EN2D0/EN3D0 Literature, Environment, Ecology
Dr Nicholas Lawrence (email@example.com)
Office hours: Tuesdays 2-3pm and Thursdays 2-3pm (FAB5.15)
The urgency and scale of environmental breakdown in the twenty-first century suggest that ecology – as a way of seeing and reading the world – should change how we study literature. So it’s not surprising that ecocritical approaches, and more generally the environmental humanities, are among the most dynamic (and conflictual) subfields in literary-cultural studies today.
This module aims to provide both a partial introduction to the history of ecologically responsive literature and an updated report from the field as it evolves. Our emphasis is on theoretical contexts for reading in environmental terms, with a special interest in innovative forms of imaginative, critical and activist practice. Topics to be covered include nature/society dualisms, environmental histories of capitalism, postcolonial critiques of ‘wilderness,’ race and sexuality in relation to the ‘natural,’ waste, cli-fi and dystopia, the Anthropocene/Capitalocene debates, ecological crisis and environmental activism. Throughout, we will look at literary and cultural production in relation to questions of environmental impact, models of ecological thinking and the implications of revising conventional ways of articulating human with extra-human nature. Our approach will be a combination of close and creative reading with attention to cultural and historical context, cross-national comparative study and variations in genre, methodology and medium. Authors include, among others, Rachel Carson, Amitav Ghosh, John Clare, M. Nourbese Philip, Olive Schreiner, Jesmyn Ward, Richard Powers and Alexis Wright.
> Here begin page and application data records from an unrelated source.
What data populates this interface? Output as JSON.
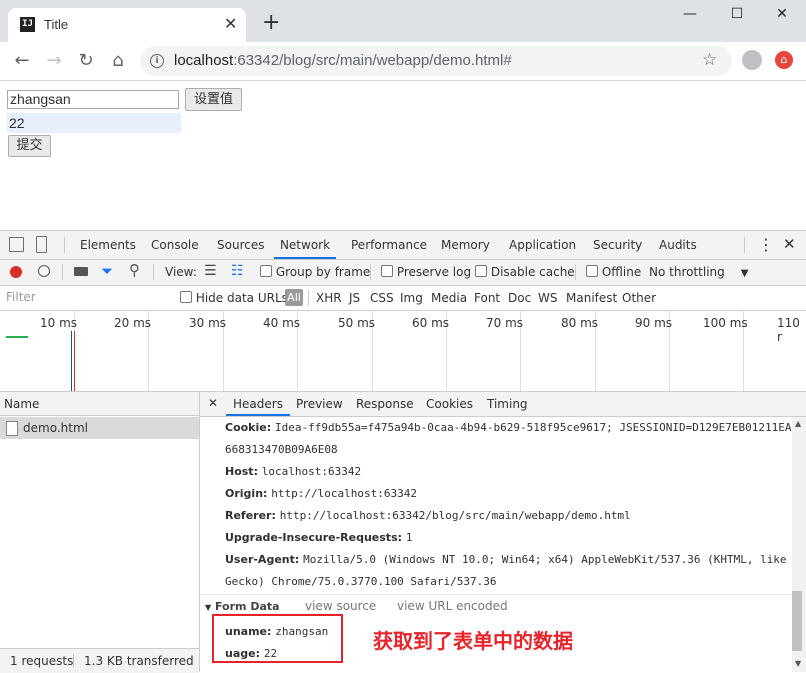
{
  "browser": {
    "tab_title": "Title",
    "tab_favicon": "IJ",
    "new_tab_label": "+",
    "url_host": "localhost",
    "url_rest": ":63342/blog/src/main/webapp/demo.html#",
    "window_minimize": "—",
    "window_maximize": "☐",
    "window_close": "✕"
  },
  "page": {
    "uname_value": "zhangsan",
    "set_button": "设置值",
    "uage_value": "22",
    "submit_button": "提交"
  },
  "devtools": {
    "tabs": [
      "Elements",
      "Console",
      "Sources",
      "Network",
      "Performance",
      "Memory",
      "Application",
      "Security",
      "Audits"
    ],
    "active_tab": "Network",
    "toolbar": {
      "view_label": "View:",
      "group_by_frame": "Group by frame",
      "preserve_log": "Preserve log",
      "disable_cache": "Disable cache",
      "offline": "Offline",
      "throttling": "No throttling"
    },
    "filter_bar": {
      "filter_placeholder": "Filter",
      "hide_data_urls": "Hide data URLs",
      "types": [
        "All",
        "XHR",
        "JS",
        "CSS",
        "Img",
        "Media",
        "Font",
        "Doc",
        "WS",
        "Manifest",
        "Other"
      ]
    },
    "timeline_ticks": [
      "10 ms",
      "20 ms",
      "30 ms",
      "40 ms",
      "50 ms",
      "60 ms",
      "70 ms",
      "80 ms",
      "90 ms",
      "100 ms",
      "110 r"
    ],
    "request_list": {
      "name_header": "Name",
      "requests": [
        "demo.html"
      ],
      "status": {
        "requests": "1 requests",
        "transferred": "1.3 KB transferred"
      }
    },
    "detail_tabs": [
      "Headers",
      "Preview",
      "Response",
      "Cookies",
      "Timing"
    ],
    "active_detail_tab": "Headers",
    "headers": [
      {
        "key": "Cookie:",
        "value": "Idea-ff9db55a=f475a94b-0caa-4b94-b629-518f95ce9617; JSESSIONID=D129E7EB01211EA"
      },
      {
        "key": "",
        "value": "668313470B09A6E08"
      },
      {
        "key": "Host:",
        "value": "localhost:63342"
      },
      {
        "key": "Origin:",
        "value": "http://localhost:63342"
      },
      {
        "key": "Referer:",
        "value": "http://localhost:63342/blog/src/main/webapp/demo.html"
      },
      {
        "key": "Upgrade-Insecure-Requests:",
        "value": "1"
      },
      {
        "key": "User-Agent:",
        "value": "Mozilla/5.0 (Windows NT 10.0; Win64; x64) AppleWebKit/537.36 (KHTML, like"
      },
      {
        "key": "",
        "value": "Gecko) Chrome/75.0.3770.100 Safari/537.36"
      }
    ],
    "form_data": {
      "title": "Form Data",
      "view_source": "view source",
      "view_url_encoded": "view URL encoded",
      "fields": [
        {
          "key": "uname:",
          "value": "zhangsan"
        },
        {
          "key": "uage:",
          "value": "22"
        }
      ]
    }
  },
  "annotation": "获取到了表单中的数据",
  "colors": {
    "annotation_red": "#e8232a",
    "active_tab_blue": "#1a73e8",
    "record_red": "#d93025"
  }
}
Warwick has good institutional resources for a module of this kind, including expertise and programming from Arts and related faculties on a range of areas relevant to our concerns. The module will be conducted as a discussion-based seminar, with the possibility of an occasional visitor invited to contribute. In addition, conditions permitting, we’ll aim to incorporate a field trip to a site of special interest. As with any seminar, what you get out of it depends largely on what you (help to) put into it; it’s crucial that students taking the module prepare adequately for each seminar and take an active role in classroom discussion. Seminars are an ecosystem, too.
Set texts for purchase
John Clare, Major Works of John Clare (Oxford World’s Classics)
Olive Schreiner, The Story of an African Farm (Dover Thrift)
Rachel Carson, Silent Spring (Penguin Modern Classics)
Richard Powers, Gain (Picador)
Chen Qiufan, Waste Tide, trans. Ken Liu (Head of Zeus, 2020)
Jesmyn Ward, Salvage the Bones (Bloomsbury)
Alexis Wright, The Swan Book (Constable)
Han Kang, The Vegetarian, trans. Deborah Smith (Portobello)
Ben Lerner, 10:04 (Granta)
Nick Hayes, The Book of Trespass (Bloomsbury)
In most cases you can purchase or access these texts in either paperback or e-reader form. Auxiliary readings are available as pdfs or epubs on the module syllabus page.
Intermediate years (Level 5): 2 x 3,000 word essays (80% assessed); independent field trip report (20% assessed)
Finalists (Level 6): 2 x 4,000 word essays (80% assessed); group video essay (20% assessed)